, Volume 52, Issue 2, pp 169-186

Political cheating

Rent the article at a discount

Rent now

* Final gross prices may vary according to local VAT.

Get Access


This paper shows that how a politician votes is unrelated to whether he faces re-election. This contradicts the universal agreement by economists that political behavior is constrained by the threat of re-election. Contrary to the existing work on ideology, I show that ideology can prevent rather than cause opportunistic behavior. My discussion of ideology can explain why the last period does not affect how a politician votes but only how often he votes. Besides providing an explanation for how politicians can internalize the long-run returns to investments through ideology, my results show that political parties have no effect on how retiring congressmen vote. Finally, I shall try to argue that politicians are search and not experience goods.

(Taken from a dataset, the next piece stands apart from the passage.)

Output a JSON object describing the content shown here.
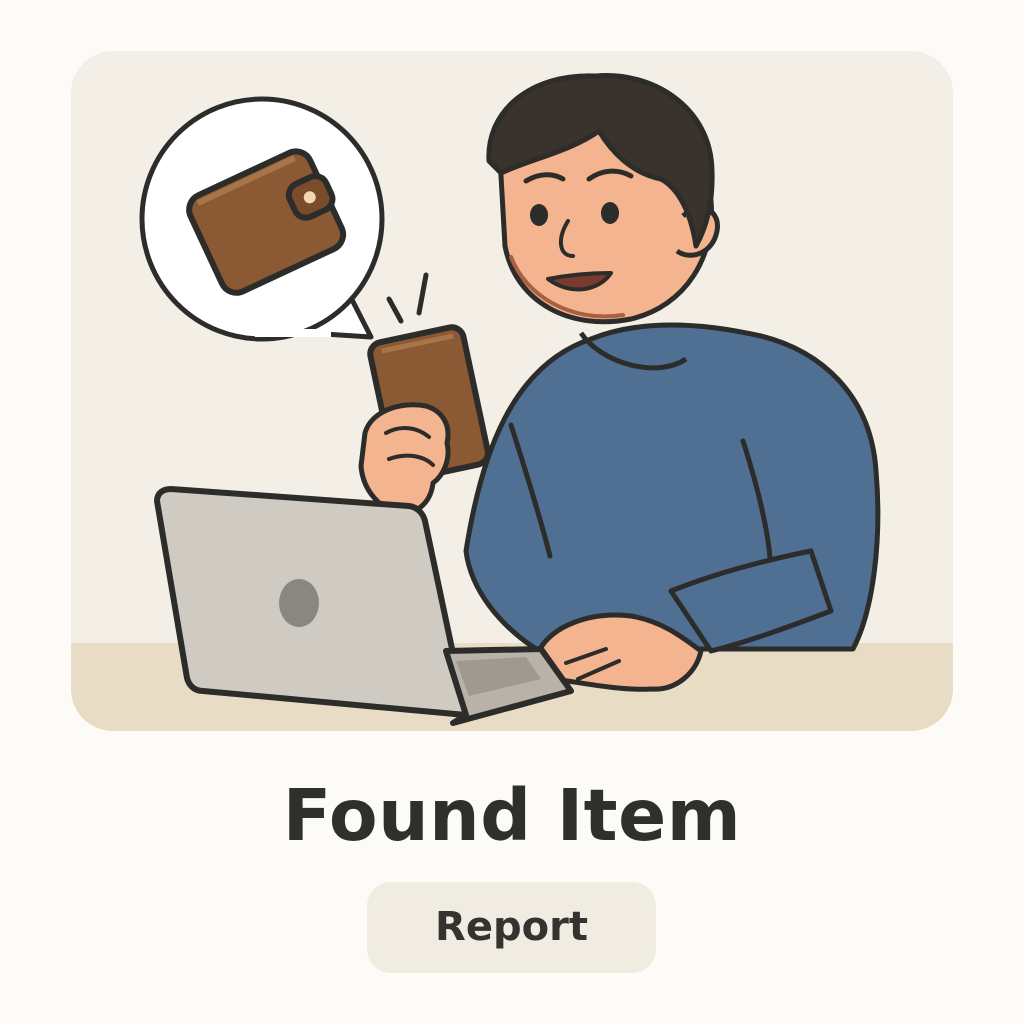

The author would like to thank W. Mark Crain, Paul Evans, Gertrud Fremling, and the participants in seminars at the Dartmouth College, Montana State University, Yale Law School, University of Houston and Texas A&M University for their comments. The theoretical and empirical parts of this paper were presented respectively at the 1985 and 1986 Public Choice Meetings. Jim Van Beek provided valuable research assistance. Any errors are the author's.